[Work task]:
Copy every line of the records below where the word "خدمت" occurs.

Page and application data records
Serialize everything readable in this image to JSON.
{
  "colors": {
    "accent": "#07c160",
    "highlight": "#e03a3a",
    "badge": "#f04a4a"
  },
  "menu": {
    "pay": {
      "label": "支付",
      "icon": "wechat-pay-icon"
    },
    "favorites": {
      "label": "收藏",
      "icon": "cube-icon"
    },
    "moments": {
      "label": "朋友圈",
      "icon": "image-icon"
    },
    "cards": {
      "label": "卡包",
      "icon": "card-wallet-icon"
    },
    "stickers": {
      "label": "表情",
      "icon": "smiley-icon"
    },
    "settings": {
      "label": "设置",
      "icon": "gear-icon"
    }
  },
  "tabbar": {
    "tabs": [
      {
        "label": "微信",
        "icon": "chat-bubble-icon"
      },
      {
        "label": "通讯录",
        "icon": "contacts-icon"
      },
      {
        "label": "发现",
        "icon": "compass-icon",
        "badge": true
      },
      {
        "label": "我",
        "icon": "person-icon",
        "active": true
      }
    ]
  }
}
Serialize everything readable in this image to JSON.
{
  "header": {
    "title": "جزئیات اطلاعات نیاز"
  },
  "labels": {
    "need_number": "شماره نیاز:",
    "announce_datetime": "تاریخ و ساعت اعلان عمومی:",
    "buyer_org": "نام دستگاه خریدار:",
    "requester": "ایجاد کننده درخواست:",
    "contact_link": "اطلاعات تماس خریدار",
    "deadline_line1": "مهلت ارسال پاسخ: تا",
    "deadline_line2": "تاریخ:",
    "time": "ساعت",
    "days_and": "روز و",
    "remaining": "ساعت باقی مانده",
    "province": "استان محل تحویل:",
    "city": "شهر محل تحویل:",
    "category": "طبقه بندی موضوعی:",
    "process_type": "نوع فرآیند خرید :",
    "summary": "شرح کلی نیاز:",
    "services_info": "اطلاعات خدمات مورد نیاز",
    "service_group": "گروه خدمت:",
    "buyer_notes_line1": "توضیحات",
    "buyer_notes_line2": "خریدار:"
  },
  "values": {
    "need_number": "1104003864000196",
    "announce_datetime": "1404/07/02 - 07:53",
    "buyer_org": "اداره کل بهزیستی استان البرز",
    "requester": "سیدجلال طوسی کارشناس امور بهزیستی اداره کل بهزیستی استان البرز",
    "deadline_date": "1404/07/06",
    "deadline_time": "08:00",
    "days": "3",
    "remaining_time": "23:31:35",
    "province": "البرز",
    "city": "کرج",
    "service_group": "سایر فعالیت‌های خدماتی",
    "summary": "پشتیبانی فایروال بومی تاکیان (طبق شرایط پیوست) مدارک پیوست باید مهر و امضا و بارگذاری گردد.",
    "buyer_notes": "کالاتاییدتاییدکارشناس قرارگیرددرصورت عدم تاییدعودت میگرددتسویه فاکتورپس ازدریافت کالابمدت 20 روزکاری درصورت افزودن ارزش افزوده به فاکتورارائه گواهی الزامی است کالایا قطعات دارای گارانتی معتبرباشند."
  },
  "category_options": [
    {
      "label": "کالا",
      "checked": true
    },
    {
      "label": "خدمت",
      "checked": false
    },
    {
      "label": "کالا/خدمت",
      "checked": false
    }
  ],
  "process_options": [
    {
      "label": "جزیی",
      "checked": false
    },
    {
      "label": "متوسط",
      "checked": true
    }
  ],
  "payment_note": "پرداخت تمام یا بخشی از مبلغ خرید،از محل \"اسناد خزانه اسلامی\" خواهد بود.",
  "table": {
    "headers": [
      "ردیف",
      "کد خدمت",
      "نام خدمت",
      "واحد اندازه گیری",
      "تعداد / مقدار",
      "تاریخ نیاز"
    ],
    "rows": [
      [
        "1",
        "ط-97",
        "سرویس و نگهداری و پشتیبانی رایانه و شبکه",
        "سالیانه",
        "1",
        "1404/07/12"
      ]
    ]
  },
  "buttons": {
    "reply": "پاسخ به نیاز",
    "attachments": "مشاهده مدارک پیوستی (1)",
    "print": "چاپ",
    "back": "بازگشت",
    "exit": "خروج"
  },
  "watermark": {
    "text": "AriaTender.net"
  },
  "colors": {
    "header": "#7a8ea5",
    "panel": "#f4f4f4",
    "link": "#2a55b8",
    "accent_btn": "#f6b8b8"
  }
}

[Problem solution]:
    "service_group": "گروه خدمت:",
      "label": "خدمت",
      "label": "کالا/خدمت",
      "کد خدمت",
      "نام خدمت",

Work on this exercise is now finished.